Design Trends + Transitions 100 Years Ago
What exactly was happening in design 100 years ago? Truthfully, it was a year of endings. The biggest news that of the day – symbolic of the momentous changes ahead in the collective arenas of architecture, design and art – was the sinking of the immortalized RMS Titanic 12,420 feet below sea level. It ocurred just three months after a devestating fire in New York’s Equitable Building, a seven-story historicist structure fondly remembered as the city’s first skyscraper. These two catastrophes dramatically announced the conclusion of the era’s grand, opulent, age-old interiors and the period’s reliance on Europe for aesthetic cues.
Meanwhile, Europe in 1912 was recovering from the novelty of Art Nouveau. Distinct national and regional characteristics had been established, just enough so that two years later when “the war to end all wars” struck, traditions in architecture and design tethered on the brink of extinction.
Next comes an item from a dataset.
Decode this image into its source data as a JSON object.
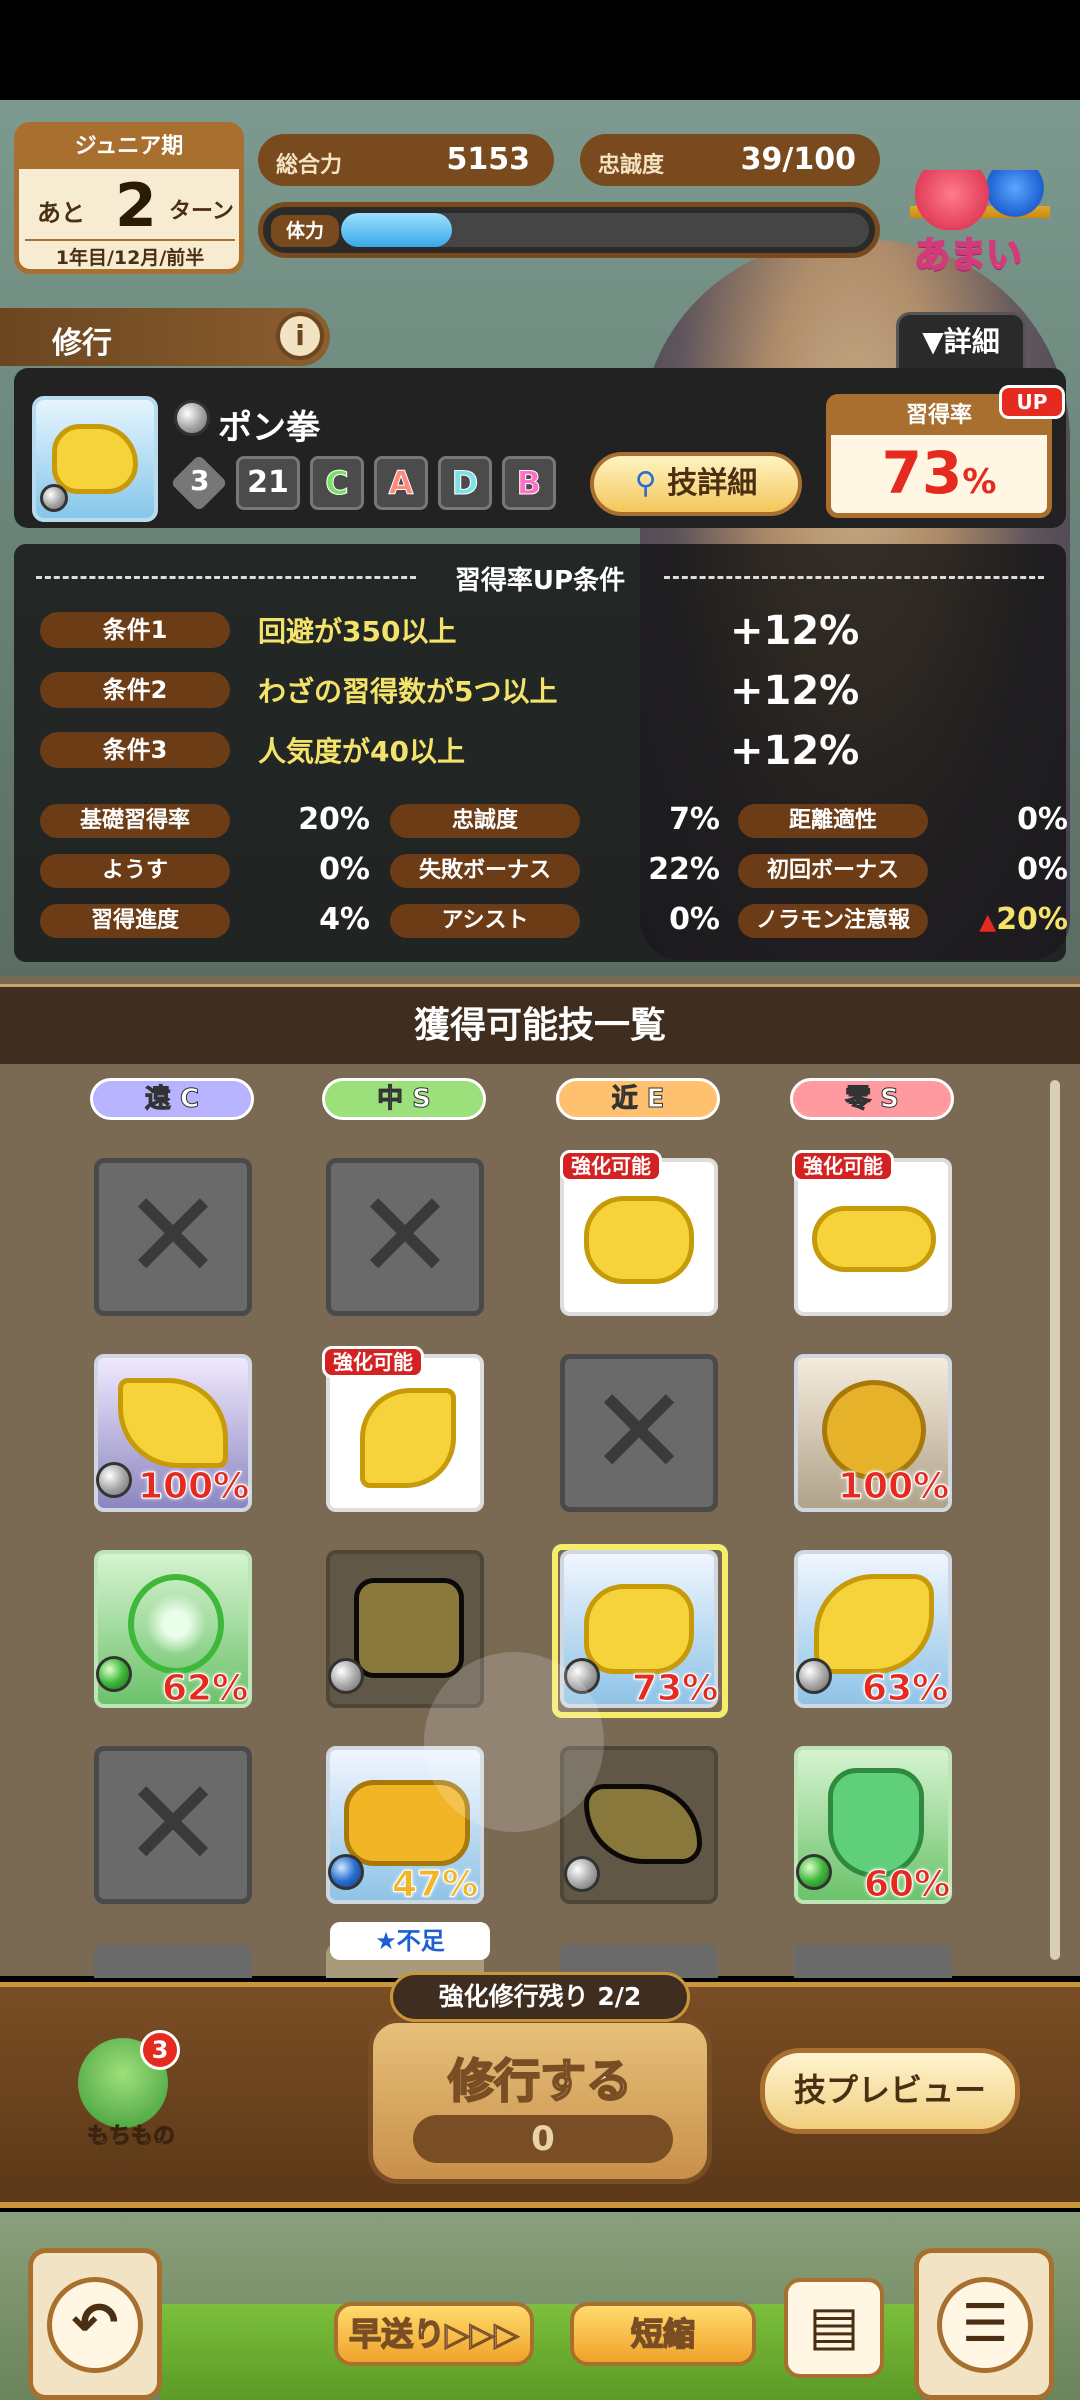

Come 1913, simplicity, functionalism and more nationalism would reign. Keep reading for the breakdown on what was happening designwise – and what was about to change – 100 years ago.
1876-1917: American Renaissance Revival
1890-1914: Art Nouveau and Jugenstil
1903-1932: Wiener Werkstätte & 1907-1914: Cubism
1910-1925: Arts and Crafts Movement in America